Nearly two years after the military coup crushed Myanmar’s fledgling democracy, rights groups and observers say freedoms and rights in the country have deteriorated sharply; state executions resumed and the number of violent attacks documented by the ruling military junta against civilian infrastructure, including schools, increased.
Numerous armed rebel groups emerged against the ruling military junta, while millions of people resisted its rule through forms of civil disobedience.
Weekend summits in Phnom Penh will bring the conflict back to the forefront of the international stage, as Southeast Asian leaders try to find a way forward, after Myanmar’s ruling junta failed to failed to implement a peace plan negotiated in April last year. The country remains part of ASEAN, despite calls from rights groups for its expulsion, but has been banned from sending political-level representatives to key events.
ASEAN foreign ministers made a last-ditch attempt to strategize late last month, with Cambodian Foreign Minister Prak Sokhonn, who chaired the meeting, noting in a later statement that the challenges were due to “the complexity and difficulty of Myanmar’s decades-long conflict, which has been further exacerbated by the current political crisis.
But observers have little expectation for a harder line, at least as long as Cambodia chairs the bloc, and are already eyeing next year when Indonesia assumes leadership in 2023.
Tackling the “ongoing crisis” will be a focus of Biden’s talks with Southeast Asian leaders as he attends ASEAN summits this weekend, the White House said Tuesday. Since the coup, the Biden administration has launched targeted sanctions against the military regime and is holding meetings with the opposition national unity government.
China, on the other hand, has shown support for the ruling military junta and is unlikely to support tough action, observers say. A months-long investigation into the situation in Myanmar released by an international team of lawmakers last month accused Russia and China of “providing both arms and legitimacy to an otherwise isolated regime”.
That too could impact the results this weekend, according to political scientist Chong Ja Ian, an associate professor at the National University of Singapore.
“Because of Russian and (Chinese) support for the junta, any effort towards an ASEAN solution would require some form of engagement with them, whether to gain membership or even just non-opposition,” he said.
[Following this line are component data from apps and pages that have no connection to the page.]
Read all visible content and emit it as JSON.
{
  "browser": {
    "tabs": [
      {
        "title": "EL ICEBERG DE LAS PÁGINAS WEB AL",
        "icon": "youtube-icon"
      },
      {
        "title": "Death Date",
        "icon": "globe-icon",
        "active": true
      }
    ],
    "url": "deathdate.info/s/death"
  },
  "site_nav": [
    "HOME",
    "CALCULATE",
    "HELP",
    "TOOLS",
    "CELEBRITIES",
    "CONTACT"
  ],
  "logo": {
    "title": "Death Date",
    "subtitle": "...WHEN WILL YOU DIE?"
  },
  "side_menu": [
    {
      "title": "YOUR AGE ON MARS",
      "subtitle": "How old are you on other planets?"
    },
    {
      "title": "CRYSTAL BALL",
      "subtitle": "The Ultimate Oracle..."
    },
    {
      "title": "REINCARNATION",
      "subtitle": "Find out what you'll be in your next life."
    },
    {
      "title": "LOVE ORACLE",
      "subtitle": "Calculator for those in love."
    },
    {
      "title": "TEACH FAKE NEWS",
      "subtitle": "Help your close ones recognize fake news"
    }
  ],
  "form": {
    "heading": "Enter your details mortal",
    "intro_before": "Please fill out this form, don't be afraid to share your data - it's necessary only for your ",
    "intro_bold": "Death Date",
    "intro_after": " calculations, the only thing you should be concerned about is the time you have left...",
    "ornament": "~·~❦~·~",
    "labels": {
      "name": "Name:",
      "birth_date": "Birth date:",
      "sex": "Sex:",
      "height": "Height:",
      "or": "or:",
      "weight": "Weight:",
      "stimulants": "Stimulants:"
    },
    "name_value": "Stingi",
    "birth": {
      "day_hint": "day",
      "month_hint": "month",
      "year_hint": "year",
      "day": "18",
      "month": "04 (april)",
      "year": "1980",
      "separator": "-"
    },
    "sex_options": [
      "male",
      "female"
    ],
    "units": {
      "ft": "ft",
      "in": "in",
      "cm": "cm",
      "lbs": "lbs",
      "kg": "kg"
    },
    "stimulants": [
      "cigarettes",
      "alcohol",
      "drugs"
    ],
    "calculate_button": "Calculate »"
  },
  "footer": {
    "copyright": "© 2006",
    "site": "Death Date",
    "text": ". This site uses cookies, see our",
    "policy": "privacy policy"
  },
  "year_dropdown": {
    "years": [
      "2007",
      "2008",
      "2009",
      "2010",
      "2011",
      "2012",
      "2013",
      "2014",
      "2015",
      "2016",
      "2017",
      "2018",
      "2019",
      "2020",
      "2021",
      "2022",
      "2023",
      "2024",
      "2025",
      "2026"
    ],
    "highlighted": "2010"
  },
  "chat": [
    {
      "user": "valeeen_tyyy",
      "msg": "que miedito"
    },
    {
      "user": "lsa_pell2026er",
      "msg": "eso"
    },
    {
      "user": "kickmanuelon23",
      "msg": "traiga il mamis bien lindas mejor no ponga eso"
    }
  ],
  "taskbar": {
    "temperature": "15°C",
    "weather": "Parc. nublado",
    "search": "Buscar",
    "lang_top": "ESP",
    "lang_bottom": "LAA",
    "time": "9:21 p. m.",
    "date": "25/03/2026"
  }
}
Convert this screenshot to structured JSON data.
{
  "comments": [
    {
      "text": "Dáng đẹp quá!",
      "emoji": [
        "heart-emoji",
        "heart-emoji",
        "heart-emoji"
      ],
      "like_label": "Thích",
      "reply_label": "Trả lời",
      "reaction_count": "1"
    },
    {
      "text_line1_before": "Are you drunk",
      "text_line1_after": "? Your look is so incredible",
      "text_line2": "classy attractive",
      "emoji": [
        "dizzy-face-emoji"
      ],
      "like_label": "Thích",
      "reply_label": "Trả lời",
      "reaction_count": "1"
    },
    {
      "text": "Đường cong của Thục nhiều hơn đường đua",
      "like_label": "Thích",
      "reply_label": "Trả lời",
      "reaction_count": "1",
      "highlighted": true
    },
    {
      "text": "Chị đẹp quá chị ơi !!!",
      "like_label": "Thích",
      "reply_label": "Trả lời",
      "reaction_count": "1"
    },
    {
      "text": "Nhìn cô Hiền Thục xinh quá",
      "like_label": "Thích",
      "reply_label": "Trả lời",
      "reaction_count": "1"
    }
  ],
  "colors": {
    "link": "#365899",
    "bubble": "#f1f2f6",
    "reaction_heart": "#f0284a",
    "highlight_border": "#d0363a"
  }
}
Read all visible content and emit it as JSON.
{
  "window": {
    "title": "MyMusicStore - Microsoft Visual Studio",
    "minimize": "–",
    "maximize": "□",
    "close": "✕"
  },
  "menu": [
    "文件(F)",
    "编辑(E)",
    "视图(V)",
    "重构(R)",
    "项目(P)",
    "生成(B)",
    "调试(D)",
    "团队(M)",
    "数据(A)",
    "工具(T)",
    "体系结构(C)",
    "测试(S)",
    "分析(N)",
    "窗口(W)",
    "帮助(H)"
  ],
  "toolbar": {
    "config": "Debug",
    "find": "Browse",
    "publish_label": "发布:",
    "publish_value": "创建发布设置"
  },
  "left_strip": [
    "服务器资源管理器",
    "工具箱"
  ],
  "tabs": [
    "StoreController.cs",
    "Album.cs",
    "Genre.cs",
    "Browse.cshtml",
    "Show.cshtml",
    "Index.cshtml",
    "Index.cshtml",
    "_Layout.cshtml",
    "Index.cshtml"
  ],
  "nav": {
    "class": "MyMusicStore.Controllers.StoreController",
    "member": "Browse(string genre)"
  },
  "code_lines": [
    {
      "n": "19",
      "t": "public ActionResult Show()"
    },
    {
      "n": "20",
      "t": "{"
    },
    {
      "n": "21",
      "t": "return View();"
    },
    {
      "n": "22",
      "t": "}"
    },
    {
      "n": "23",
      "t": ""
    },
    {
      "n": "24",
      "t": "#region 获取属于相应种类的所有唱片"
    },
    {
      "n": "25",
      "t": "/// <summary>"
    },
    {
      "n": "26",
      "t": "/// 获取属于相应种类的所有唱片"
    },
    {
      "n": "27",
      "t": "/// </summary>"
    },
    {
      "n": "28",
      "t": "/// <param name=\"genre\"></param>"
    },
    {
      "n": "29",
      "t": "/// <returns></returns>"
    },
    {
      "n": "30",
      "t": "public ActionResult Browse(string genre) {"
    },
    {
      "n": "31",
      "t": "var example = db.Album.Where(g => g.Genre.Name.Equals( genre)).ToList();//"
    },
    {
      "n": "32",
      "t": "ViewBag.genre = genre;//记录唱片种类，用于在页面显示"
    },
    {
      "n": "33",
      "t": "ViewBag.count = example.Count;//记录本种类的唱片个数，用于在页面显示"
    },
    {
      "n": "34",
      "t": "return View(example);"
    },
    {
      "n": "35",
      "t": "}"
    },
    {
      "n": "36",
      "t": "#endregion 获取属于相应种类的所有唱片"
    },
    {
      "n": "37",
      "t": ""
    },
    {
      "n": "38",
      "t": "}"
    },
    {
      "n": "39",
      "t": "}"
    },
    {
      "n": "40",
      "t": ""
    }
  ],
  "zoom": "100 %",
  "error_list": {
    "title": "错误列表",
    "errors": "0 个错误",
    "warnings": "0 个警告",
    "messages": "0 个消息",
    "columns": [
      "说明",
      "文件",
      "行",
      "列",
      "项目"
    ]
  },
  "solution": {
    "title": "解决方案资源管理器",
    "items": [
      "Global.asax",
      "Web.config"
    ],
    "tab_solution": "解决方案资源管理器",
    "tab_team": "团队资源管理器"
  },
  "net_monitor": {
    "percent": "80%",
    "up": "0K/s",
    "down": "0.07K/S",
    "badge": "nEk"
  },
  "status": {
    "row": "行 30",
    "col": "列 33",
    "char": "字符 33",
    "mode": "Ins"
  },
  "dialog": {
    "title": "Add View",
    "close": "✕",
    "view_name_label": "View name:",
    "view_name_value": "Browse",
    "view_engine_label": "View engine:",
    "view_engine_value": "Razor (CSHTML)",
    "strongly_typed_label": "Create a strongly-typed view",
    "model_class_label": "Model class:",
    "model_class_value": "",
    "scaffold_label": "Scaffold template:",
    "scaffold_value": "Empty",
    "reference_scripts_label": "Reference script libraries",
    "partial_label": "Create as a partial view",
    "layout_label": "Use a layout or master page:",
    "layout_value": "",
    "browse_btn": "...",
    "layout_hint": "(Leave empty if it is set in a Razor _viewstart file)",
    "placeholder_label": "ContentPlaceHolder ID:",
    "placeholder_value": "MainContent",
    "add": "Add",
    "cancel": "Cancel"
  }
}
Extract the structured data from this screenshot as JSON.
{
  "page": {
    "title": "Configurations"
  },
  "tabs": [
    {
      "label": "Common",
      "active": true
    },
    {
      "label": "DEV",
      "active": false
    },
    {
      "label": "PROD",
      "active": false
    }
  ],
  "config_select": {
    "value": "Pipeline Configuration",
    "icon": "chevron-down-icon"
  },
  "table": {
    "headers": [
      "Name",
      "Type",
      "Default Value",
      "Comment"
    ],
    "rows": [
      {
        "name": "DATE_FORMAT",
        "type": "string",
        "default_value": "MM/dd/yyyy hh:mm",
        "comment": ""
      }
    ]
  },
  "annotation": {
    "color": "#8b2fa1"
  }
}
Chong said.
The Myanmar crisis isn’t the only area where the divide between the United States and China could loom over ASEAN summits, even though issues like China’s aggression in the South China Sea – where Beijing asserts territorial claims that conflict with those of several Southeast Asian countries – may be of lesser importance this year.
ASEAN will hold its usual parallel summits with the United States and China respectively, as well as other countries, and China’s number two, economy-focused Premier Li Keqiang, arrived earlier this week as Xi’s representative.
As Southeast Asian leaders seek to consolidate economic stability, they are likely to raise concerns about the impact of US-China competition on the region, its trade and supply chains, for example following a US ban on the export of semi-finished products. drivers in China, according to Chong.
“ASEAN states will try to find a way to navigate all of this, and will look to Beijing and Washington to see what sort of leeway they can offer,” he said.